Rated 4 out of 5 by from Ooohh. Dark and Sexy 300+ years ago a Massachusetts house wife was accused, tried, and found guilty of witch craft. Of course she was innocent of the charges. She was then burned at the stake. She awoke in a foggy nowhere bitter at her death. A demon from the sumar mythos comes to her and makes a deal. He can send her back to Earth whole, powerful, and immortal. In repayment she has to be his agent on earth. She agrees and inacts instant revenge on her accusers. 300 years pass and, finally, her concious is start to come back online. She spent the last 300 years learning to kill and killing for the demon. Eventually she turns down an assignment. Knowing that she'll be killed. She's surprised when the demon gives her a chance to be free of him. Turns out the sumerian head honcho god made a few rules to protect humans. If she want to be free of the demon and go on to paradise all she has to do is balance her karmic scales. She gets a magical tattoo that depicts her balance. There is a couple of catches though. One life saved does not necessarily equal one of the lives taken. Personally I think the effects the lives she took are taken into consideration, compared to the effects the lives she saves. ie: saving the life of a future stewardess compared to taking the life of a future president. Oh and she's no longer immortal. She ages for every person she saves. And if she dies before the balance is achieved she goes straight to hell and becomes the personal torture toy for the demon she served. It's the start of a good series. Although I don't think i've ever seen a book set up so deliberately for a sequel. And the villian was so ...... James Bondy villiany. A master plan to take control of the etc. etc. Sell it off terrorist. Make mint.
Date published: 2009-08-23

Editorial Reviews

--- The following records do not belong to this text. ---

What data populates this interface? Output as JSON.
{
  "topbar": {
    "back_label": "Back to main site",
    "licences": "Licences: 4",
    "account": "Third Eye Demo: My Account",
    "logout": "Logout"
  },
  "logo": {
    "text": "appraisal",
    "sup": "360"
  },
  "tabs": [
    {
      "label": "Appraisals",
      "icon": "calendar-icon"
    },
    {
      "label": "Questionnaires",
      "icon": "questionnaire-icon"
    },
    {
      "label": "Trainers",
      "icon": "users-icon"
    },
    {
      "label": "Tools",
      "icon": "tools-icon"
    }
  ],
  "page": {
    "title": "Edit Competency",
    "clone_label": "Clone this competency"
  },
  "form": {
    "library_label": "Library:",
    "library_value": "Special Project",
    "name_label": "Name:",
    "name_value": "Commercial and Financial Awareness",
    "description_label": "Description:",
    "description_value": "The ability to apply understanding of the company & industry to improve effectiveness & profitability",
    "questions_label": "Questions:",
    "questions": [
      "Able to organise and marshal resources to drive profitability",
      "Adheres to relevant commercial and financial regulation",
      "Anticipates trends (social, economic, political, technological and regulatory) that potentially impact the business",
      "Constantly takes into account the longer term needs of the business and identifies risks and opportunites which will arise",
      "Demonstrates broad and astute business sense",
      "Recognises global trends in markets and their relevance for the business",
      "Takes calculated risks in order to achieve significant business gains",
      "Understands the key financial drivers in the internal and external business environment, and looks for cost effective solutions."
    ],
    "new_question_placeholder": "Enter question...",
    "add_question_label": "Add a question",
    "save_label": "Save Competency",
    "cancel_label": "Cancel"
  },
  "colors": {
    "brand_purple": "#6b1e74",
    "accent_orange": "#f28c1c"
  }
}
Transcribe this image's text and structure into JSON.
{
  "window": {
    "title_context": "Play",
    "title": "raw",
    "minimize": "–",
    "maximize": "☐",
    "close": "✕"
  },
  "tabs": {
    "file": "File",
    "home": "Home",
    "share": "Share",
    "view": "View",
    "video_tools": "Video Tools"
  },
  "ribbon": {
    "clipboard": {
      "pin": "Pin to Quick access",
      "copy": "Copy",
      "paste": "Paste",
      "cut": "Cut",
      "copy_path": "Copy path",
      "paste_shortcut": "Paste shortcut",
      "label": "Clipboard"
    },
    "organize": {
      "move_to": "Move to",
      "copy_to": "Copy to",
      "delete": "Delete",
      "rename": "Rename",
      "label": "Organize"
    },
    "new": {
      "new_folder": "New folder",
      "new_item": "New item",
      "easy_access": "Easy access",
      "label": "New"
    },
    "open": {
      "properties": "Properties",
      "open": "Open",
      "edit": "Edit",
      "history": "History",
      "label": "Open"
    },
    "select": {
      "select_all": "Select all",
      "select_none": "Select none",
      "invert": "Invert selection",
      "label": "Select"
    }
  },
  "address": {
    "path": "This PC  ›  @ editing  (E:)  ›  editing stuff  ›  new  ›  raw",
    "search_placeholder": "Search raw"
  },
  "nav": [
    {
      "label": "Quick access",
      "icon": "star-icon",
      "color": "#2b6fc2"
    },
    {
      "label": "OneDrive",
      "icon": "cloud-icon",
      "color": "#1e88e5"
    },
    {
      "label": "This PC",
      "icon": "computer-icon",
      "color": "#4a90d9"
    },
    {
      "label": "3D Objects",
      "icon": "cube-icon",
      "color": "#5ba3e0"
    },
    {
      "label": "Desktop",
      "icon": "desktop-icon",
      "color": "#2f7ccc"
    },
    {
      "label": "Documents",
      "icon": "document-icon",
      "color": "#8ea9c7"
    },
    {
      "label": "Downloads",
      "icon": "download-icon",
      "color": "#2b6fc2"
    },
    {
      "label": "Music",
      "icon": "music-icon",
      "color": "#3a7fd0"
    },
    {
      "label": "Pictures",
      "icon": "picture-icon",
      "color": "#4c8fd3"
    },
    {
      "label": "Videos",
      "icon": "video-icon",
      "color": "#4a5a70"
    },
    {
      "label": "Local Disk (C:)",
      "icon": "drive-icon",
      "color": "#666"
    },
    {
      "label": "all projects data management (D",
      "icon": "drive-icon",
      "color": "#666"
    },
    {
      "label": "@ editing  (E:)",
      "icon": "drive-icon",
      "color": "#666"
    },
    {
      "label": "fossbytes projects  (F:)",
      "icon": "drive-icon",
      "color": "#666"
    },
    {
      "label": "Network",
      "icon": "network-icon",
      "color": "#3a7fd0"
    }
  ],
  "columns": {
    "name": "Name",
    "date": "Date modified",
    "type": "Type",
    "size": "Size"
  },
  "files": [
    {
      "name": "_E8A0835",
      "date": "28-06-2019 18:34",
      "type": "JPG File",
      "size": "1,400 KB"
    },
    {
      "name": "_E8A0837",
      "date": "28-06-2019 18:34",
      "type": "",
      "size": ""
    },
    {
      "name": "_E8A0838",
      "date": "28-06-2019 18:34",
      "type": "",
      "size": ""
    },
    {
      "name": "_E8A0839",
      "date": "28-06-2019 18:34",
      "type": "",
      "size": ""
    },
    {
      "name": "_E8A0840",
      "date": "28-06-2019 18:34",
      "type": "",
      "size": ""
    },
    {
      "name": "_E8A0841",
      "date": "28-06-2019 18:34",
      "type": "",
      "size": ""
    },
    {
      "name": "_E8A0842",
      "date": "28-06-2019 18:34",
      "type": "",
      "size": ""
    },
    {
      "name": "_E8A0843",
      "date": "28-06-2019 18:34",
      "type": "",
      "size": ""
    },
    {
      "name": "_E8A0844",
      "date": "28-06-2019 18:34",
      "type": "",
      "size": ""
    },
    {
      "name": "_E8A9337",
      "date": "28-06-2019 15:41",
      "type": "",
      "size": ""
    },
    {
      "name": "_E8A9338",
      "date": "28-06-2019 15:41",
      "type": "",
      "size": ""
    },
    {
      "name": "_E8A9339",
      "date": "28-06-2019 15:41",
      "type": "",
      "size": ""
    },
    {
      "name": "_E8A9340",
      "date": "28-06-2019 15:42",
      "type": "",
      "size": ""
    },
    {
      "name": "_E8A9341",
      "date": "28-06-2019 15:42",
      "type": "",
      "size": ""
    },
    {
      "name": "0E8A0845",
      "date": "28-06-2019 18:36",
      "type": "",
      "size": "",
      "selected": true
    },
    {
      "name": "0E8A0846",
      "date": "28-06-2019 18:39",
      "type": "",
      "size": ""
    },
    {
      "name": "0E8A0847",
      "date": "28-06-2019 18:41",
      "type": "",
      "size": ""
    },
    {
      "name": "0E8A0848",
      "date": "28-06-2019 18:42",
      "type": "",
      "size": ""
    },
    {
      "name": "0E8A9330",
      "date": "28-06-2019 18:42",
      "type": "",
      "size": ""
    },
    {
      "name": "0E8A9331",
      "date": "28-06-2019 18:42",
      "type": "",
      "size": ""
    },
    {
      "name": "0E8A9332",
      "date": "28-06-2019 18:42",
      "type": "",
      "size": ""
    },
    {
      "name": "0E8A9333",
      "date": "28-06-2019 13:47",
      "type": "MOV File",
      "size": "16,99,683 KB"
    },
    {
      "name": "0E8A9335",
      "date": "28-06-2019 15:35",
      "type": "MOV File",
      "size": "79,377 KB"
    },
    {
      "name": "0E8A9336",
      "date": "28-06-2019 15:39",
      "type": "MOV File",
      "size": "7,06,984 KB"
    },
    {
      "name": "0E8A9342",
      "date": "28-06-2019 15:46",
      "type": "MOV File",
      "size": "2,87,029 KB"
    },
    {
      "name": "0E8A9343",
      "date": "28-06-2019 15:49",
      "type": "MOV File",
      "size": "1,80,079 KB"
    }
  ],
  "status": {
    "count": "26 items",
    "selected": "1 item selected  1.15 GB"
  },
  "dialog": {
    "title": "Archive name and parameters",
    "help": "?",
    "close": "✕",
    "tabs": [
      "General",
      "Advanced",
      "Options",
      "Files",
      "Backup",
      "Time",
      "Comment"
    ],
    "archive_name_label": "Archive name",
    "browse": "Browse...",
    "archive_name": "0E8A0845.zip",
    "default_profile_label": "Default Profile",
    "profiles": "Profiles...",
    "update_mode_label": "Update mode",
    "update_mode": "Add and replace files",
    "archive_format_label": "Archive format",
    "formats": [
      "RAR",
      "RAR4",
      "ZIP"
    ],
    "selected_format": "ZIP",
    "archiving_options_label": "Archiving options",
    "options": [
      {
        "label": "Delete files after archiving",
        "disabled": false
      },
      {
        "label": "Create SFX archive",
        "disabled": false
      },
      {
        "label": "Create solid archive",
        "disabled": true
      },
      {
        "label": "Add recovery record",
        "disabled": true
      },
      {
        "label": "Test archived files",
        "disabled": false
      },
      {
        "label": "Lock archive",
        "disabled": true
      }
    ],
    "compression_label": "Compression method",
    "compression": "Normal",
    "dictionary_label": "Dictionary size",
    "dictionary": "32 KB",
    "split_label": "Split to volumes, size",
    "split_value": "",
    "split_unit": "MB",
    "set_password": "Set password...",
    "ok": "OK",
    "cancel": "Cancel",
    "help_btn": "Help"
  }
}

"THE MORTAL PATH is a novel to be savored for both its edge of suspense and the pure joy of its storytelling. Part immortal, all human, Maliha is a heroine who will leave readers breathless and craving more. Not to be missed!"